Task prompt:
Using the data beneath, show every line that includes the word "description".

Dataset rows for apps and sites:
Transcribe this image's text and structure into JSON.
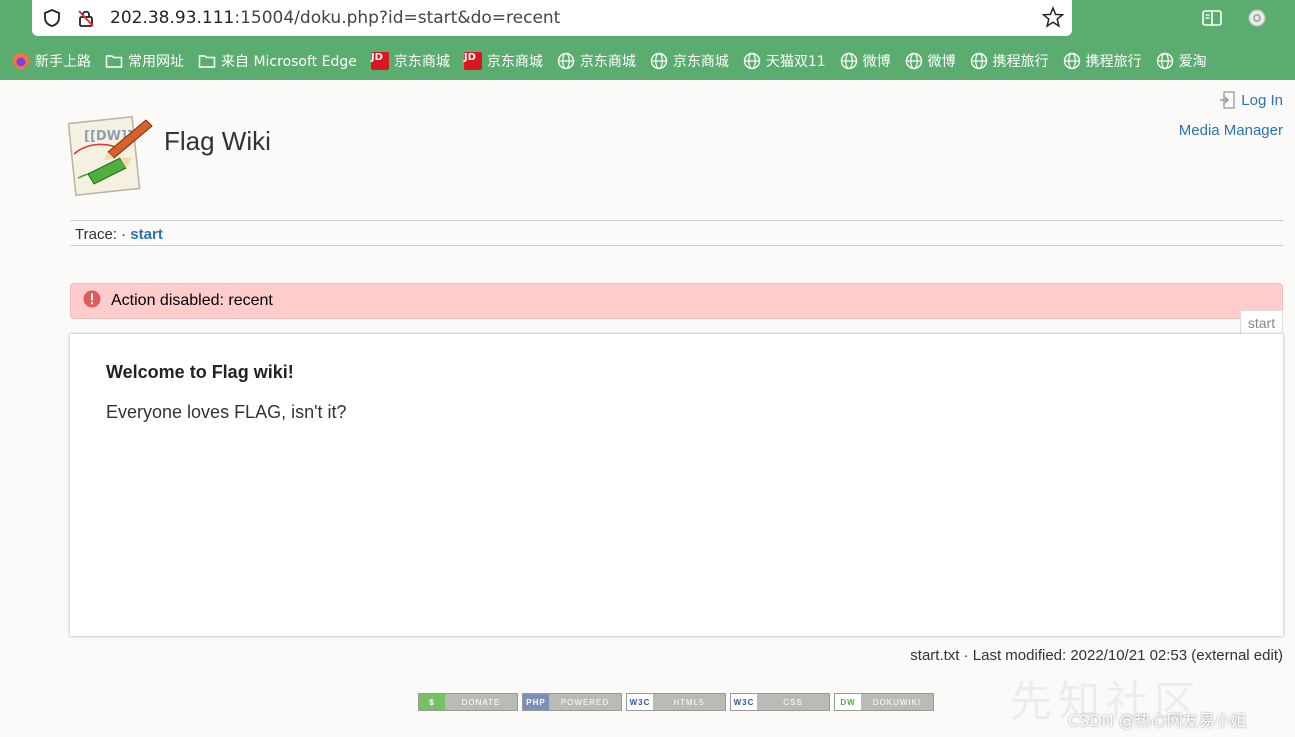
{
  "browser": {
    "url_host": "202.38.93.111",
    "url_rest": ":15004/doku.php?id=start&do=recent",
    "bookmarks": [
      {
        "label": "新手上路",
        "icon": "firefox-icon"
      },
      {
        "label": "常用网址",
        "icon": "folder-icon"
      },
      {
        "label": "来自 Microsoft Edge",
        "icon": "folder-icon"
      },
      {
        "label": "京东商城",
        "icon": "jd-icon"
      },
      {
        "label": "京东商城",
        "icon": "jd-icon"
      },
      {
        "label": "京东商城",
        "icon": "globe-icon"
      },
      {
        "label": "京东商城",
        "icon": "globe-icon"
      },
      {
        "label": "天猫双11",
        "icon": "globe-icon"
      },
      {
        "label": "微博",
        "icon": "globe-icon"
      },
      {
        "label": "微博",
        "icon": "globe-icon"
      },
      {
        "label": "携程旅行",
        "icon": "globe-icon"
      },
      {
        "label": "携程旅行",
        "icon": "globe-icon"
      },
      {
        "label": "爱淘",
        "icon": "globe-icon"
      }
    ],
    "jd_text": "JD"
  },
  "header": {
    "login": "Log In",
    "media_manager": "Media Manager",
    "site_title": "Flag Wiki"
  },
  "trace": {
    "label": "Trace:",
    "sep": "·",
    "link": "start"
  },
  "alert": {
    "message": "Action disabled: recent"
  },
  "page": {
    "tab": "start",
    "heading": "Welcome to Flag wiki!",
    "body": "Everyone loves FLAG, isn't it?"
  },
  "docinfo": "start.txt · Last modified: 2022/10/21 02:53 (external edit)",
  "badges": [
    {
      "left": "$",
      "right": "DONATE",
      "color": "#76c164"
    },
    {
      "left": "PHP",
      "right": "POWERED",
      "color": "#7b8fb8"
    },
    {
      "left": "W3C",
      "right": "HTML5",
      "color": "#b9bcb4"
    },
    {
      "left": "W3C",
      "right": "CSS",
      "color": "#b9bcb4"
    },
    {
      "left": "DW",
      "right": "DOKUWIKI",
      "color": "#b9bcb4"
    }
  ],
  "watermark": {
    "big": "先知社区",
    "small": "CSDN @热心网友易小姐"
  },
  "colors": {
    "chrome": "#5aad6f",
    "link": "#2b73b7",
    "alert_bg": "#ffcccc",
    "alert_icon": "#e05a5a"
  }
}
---
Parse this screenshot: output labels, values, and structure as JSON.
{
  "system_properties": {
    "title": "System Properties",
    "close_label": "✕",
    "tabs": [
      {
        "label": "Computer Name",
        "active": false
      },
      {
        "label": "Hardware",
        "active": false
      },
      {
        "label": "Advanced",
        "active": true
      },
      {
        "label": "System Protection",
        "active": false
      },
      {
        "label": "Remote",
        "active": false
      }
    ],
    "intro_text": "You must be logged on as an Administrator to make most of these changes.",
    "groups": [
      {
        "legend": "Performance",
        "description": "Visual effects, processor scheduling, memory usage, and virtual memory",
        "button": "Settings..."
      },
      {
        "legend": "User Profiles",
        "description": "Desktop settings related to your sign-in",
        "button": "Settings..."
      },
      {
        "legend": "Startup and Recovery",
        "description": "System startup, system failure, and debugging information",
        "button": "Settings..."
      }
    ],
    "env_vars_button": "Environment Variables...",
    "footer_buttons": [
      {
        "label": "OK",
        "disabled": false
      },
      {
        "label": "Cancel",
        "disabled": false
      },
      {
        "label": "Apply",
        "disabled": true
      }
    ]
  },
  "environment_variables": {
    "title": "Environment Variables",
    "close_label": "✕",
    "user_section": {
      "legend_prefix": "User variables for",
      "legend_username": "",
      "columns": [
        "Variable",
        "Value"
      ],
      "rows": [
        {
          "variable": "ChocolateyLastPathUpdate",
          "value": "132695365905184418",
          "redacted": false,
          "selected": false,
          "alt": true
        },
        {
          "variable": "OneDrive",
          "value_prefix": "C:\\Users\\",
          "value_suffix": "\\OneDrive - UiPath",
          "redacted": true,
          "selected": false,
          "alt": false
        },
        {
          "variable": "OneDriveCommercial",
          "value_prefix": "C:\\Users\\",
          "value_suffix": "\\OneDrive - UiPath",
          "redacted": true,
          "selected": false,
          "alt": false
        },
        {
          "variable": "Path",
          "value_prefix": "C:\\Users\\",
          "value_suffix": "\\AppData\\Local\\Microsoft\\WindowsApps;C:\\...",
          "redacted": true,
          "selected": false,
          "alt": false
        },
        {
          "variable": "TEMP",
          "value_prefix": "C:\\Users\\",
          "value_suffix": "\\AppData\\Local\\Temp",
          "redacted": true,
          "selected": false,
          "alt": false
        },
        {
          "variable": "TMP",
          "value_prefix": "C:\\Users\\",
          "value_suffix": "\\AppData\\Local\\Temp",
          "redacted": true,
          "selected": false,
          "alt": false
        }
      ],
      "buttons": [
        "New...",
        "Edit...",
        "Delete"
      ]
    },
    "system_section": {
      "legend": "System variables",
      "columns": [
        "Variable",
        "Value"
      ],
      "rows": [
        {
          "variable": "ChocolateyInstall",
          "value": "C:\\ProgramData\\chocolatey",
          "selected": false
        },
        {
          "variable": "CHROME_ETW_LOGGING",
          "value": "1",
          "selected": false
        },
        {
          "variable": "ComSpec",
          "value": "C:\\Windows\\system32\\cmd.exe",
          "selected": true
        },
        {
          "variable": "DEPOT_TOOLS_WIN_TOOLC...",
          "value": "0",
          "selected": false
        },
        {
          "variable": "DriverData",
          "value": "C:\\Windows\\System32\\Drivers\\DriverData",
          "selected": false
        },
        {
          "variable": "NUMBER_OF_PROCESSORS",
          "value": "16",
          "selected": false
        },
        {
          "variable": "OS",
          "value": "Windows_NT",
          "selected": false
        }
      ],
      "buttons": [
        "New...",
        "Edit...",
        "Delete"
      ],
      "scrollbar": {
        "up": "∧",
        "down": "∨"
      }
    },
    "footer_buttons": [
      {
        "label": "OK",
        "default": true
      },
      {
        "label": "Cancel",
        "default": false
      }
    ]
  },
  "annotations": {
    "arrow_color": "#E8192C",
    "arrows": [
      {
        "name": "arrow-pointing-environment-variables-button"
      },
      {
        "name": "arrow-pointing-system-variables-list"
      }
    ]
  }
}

Solution to this task:
        "description": "Visual effects, processor scheduling, memory usage, and virtual memory",
        "description": "Desktop settings related to your sign-in",
        "description": "System startup, system failure, and debugging information",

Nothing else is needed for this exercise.